◆ **YOUR ASSIGNMENT**:
What lines of the material below hold the string "Hover"? Copy them out.

Start of Block

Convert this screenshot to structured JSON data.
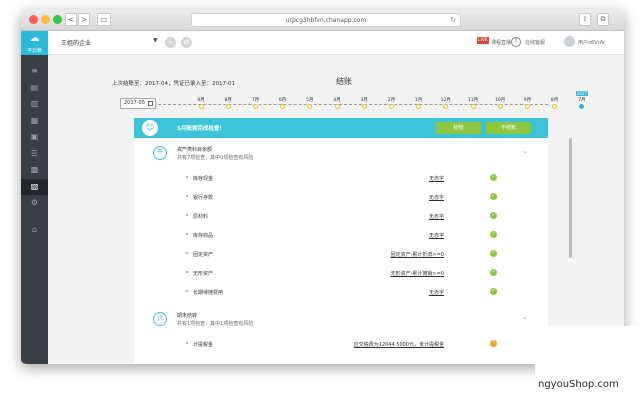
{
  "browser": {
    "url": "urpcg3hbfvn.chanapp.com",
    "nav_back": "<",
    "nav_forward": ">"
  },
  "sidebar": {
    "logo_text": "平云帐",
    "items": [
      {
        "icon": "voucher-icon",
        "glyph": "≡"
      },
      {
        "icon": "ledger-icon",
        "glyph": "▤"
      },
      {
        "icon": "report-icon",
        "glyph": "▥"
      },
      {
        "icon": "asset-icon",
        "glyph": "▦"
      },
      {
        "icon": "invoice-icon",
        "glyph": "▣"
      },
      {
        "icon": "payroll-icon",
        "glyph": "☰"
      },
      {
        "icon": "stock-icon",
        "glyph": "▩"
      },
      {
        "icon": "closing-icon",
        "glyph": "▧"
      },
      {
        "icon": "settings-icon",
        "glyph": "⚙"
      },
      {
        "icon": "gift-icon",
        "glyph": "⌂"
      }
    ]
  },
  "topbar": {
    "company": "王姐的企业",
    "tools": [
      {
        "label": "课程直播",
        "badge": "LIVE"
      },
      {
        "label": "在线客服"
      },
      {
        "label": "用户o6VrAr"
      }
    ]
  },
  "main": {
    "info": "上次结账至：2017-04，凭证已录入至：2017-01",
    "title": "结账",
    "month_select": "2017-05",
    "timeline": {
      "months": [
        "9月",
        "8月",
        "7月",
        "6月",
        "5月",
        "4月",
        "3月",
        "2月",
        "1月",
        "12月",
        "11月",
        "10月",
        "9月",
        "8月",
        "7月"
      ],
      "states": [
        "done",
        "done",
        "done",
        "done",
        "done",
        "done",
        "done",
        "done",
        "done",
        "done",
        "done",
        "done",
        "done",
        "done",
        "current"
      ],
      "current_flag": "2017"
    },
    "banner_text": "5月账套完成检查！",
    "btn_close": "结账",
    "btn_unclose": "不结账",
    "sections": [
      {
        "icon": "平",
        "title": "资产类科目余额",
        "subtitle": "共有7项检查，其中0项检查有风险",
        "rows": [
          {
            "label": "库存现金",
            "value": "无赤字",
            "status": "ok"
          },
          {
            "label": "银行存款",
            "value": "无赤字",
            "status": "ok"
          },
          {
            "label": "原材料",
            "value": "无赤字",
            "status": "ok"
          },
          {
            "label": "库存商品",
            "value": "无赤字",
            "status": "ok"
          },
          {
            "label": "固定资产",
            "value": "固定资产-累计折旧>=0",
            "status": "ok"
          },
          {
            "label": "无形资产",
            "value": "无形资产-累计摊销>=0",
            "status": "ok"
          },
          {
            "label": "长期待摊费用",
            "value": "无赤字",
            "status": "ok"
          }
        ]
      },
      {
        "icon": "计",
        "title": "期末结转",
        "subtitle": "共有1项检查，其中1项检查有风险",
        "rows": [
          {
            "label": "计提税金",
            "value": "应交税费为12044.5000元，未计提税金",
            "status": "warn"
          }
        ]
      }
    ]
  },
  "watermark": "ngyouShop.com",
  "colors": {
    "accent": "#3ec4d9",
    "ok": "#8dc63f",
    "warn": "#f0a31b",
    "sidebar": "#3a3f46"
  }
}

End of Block
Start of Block

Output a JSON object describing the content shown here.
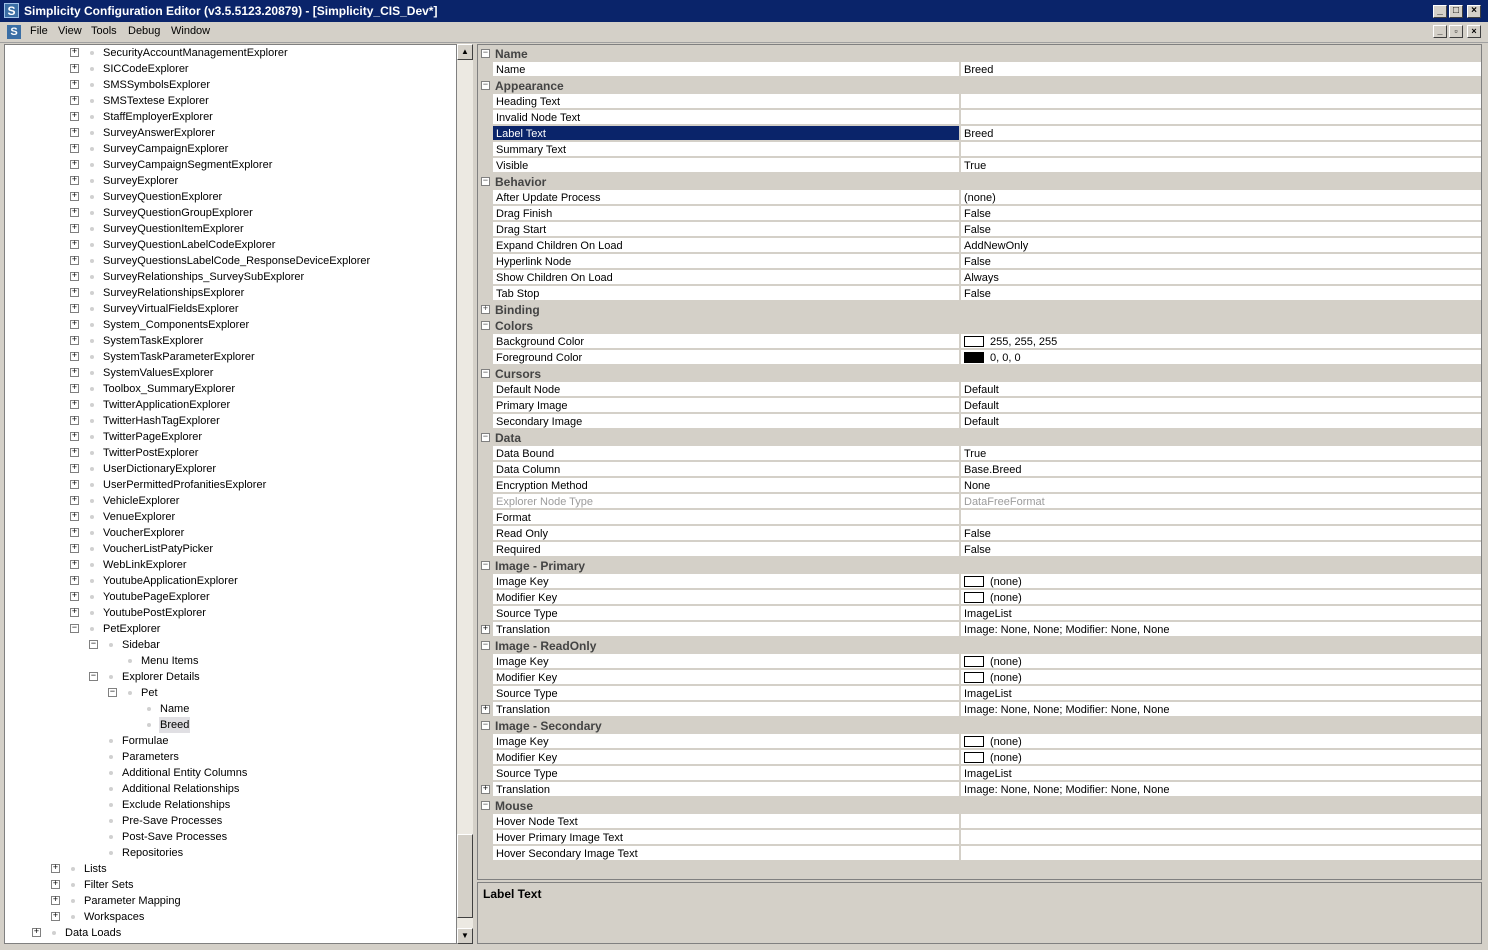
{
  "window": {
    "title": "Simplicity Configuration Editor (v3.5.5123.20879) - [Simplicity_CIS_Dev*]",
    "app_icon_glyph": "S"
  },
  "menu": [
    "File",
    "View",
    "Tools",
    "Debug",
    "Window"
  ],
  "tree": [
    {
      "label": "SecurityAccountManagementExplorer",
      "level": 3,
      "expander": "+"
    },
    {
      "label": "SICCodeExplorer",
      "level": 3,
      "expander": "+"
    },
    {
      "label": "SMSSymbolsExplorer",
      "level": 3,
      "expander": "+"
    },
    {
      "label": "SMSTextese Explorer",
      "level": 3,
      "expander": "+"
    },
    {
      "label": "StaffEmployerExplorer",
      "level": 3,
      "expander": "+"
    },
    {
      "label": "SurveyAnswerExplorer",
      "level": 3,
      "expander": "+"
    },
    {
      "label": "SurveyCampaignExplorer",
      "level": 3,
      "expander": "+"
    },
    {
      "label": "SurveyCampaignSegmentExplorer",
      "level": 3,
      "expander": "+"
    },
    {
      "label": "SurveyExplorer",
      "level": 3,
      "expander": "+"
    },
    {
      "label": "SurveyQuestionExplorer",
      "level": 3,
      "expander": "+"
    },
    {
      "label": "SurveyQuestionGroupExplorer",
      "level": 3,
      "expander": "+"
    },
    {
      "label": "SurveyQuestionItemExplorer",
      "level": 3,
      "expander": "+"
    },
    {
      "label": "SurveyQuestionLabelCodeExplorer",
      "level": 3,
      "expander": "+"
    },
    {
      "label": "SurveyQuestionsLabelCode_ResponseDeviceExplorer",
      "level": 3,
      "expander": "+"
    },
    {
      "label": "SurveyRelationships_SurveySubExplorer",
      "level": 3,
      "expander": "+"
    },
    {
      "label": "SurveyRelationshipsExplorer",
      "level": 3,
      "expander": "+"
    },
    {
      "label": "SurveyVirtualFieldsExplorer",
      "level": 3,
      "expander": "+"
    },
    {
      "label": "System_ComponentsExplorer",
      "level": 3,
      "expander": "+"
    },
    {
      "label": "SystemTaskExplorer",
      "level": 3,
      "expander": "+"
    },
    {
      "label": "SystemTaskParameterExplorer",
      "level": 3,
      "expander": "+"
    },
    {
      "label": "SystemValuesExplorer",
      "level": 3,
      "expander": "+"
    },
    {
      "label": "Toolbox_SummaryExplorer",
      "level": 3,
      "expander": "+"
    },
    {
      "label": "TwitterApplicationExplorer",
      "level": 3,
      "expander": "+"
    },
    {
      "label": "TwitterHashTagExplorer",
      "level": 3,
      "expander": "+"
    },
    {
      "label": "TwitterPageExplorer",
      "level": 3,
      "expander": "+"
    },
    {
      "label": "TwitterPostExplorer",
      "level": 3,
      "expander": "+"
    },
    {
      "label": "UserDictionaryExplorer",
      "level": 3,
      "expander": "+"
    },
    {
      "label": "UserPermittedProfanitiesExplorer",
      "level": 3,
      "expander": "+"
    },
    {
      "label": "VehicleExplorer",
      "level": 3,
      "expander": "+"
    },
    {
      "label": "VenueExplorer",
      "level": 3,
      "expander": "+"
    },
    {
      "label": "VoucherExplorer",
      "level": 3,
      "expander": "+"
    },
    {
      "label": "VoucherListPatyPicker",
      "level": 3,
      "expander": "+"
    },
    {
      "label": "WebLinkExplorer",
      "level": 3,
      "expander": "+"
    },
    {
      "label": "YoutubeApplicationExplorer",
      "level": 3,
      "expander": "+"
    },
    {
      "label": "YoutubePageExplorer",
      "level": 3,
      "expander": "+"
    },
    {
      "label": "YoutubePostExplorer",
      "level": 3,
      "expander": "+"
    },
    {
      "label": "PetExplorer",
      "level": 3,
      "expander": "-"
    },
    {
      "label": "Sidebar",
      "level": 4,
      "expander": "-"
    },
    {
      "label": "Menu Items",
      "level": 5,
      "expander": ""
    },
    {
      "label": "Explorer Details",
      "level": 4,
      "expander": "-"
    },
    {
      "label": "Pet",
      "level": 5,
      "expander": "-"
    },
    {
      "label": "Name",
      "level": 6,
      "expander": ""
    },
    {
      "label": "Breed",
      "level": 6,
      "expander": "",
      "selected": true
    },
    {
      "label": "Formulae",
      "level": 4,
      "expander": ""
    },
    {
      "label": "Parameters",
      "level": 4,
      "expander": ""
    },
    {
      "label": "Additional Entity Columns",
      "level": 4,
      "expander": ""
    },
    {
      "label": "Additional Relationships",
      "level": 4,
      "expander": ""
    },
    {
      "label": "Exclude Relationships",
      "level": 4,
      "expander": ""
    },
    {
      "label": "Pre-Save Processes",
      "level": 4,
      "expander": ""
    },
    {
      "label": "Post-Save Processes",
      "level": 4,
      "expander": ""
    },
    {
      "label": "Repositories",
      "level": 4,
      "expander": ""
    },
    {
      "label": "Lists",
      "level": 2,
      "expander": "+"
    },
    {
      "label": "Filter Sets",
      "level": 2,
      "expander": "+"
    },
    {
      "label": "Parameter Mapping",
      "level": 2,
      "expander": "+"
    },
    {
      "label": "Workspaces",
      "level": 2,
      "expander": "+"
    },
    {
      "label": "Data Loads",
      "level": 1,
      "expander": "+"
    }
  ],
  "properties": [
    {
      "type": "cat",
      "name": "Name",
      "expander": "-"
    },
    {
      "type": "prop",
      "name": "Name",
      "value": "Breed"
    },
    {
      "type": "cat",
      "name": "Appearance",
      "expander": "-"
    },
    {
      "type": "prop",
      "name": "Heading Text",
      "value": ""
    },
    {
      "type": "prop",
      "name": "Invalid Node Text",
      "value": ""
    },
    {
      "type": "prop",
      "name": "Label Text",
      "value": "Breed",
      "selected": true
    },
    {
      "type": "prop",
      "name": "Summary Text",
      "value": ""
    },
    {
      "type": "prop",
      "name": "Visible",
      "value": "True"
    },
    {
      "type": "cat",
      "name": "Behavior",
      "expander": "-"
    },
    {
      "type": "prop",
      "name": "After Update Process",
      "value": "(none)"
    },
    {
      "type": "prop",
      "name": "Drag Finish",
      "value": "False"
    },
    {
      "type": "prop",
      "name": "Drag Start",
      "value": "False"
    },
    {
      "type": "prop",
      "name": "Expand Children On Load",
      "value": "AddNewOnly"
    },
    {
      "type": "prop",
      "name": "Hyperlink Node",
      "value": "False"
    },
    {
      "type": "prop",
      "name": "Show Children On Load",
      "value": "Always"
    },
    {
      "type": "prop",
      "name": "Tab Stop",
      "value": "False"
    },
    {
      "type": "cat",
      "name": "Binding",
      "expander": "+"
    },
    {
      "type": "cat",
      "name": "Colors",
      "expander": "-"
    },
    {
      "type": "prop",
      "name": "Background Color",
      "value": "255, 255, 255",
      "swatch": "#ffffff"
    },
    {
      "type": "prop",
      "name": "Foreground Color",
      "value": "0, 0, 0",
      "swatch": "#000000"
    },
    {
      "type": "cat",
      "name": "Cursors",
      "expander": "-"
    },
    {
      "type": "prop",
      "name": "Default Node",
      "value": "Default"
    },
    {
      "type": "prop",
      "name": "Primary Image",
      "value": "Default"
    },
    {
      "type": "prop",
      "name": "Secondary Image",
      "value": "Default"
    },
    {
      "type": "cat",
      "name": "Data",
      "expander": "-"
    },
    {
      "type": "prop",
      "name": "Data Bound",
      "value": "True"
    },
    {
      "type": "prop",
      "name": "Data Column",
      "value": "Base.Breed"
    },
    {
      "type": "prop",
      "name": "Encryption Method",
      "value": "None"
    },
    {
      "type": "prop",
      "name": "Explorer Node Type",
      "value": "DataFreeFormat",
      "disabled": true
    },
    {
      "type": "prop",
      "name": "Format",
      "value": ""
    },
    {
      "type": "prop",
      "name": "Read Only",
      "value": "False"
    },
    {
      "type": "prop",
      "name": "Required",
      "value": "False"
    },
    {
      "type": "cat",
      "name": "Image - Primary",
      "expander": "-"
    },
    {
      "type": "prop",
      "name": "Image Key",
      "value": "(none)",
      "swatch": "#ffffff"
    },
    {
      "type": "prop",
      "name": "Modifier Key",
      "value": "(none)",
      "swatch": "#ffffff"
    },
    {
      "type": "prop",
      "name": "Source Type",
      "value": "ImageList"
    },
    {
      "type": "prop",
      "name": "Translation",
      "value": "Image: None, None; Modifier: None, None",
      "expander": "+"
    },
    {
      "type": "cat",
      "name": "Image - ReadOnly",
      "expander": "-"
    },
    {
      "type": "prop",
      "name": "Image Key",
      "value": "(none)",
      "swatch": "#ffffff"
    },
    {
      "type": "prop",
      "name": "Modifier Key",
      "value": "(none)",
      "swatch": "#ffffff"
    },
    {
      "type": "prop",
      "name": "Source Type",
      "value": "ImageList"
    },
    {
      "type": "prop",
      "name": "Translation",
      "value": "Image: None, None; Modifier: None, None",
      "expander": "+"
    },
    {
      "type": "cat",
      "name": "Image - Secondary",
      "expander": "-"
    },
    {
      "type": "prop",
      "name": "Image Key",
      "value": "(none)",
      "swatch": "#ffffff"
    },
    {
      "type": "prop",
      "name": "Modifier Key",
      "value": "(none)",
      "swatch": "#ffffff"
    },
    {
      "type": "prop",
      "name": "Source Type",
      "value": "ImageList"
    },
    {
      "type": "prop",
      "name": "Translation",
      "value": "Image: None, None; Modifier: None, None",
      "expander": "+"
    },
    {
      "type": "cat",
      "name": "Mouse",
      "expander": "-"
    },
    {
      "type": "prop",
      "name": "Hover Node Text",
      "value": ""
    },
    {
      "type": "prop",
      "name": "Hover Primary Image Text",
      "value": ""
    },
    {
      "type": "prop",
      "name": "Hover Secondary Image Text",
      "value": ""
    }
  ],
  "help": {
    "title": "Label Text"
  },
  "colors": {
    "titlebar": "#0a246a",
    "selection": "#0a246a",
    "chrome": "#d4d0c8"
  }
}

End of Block

◆ **ANSWER SECTION**:
      "name": "Hover Node Text",
      "name": "Hover Primary Image Text",
      "name": "Hover Secondary Image Text",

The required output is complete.